As with the MS opinion you hold, one cannot argue the exorbitant prices we have to endure at times. However, being in an undercharged, (yet perceived overcharged) industry, one probably need to take a look at actually running costs of these enterprises. I shudder to think of the rental expense of Tygervalley's cinemas. However, there I think you hold the right position. Don't like the price, don't support it. Amen to the Cokes! I actually know what soda fountain Coke costs per litre, and I agree with you there.

As for using free mp3's as a means of sussing out artists - well, artists are catching onto that - go have a look at ilike.com, last.fm etc, and you can access lots of free content legally. Again - you're not the question here, but rather piracy as a whole. You're one of the few who I suspect works in the digital arena and probably has more understanding for the workings thereof, but others do not carry the same thought into their piracy.

By large, piracy hurts the industry, and there is no disputing that fact. Is MS now less rich because of it, but still filthy rich? Yes. Record labels on the other hand are starting to fold. The question of ethics remains with: is it RIGHT? Not is it effective. Abstinence will always beat prevention. The same with market forces. Abstaining from products (I ran my studio on business opensource software for 6 years - I chose to go wit ha MS product for integration sake, but must say - OS is close 2nd) is and will be the most effective means of protest.

The music industry (I sell music through RhythmRecords as well) is largely moving towards indie music again, so the pricing mechanism will become more market-driven. Again, remember, that artists record albums on ADVANCES from record labels. They owe the record labels the recording and marketing spend on that record until they've paid for it by record sales. Little know fact is that guys like Craig David and one or two albums by other major artists, have left them in debt, and had to pay for those debts with live performance. To me, that says stealing is hurting people. Rich or not, the artist has every right, just as you and I, to try and make the best possible living of it. Liking the product does not entitle you to owning it. Unfortunately that lies at the heart of piracy - entitlement.

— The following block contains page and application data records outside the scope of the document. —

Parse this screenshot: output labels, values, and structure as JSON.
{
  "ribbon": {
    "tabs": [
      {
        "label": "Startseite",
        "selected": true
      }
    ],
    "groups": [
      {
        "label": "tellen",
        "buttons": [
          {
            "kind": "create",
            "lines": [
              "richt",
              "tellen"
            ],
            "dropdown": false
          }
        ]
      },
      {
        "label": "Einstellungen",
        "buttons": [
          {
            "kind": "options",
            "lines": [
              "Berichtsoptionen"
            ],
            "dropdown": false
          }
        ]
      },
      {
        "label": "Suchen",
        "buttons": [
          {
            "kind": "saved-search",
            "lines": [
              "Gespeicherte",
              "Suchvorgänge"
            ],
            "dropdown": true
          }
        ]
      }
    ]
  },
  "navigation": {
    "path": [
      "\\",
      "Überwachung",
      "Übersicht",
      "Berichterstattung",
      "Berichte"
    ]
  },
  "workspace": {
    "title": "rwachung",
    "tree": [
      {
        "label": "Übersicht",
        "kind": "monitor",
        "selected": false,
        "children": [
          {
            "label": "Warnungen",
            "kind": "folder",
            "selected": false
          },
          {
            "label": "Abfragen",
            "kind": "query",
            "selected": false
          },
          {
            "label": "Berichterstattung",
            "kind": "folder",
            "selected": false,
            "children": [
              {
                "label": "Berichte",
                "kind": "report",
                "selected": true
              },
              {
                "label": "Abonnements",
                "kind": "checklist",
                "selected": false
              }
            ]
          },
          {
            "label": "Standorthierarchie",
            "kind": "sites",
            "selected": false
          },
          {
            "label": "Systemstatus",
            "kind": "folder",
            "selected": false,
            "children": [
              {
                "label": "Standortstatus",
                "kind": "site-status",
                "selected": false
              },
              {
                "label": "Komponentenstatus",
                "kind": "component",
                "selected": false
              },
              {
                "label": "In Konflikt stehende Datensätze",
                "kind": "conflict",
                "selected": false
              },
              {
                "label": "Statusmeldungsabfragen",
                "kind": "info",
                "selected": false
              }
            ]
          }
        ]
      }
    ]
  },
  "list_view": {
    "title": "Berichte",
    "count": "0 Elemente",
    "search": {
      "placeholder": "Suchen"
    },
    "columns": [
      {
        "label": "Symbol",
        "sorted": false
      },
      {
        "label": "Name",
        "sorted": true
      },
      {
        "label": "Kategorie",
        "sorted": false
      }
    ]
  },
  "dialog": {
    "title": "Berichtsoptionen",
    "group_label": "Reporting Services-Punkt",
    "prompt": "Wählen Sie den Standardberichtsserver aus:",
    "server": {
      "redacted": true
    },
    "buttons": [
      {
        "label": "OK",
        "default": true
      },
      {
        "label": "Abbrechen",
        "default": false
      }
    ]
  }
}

Coming back to photography - those who pay for the image are entitled to the license for it. If they pay for it, it means they agree it is fair value. IF they don't and still use it, even if the price is exorbitant, that voodoo I spoke off will come into effect.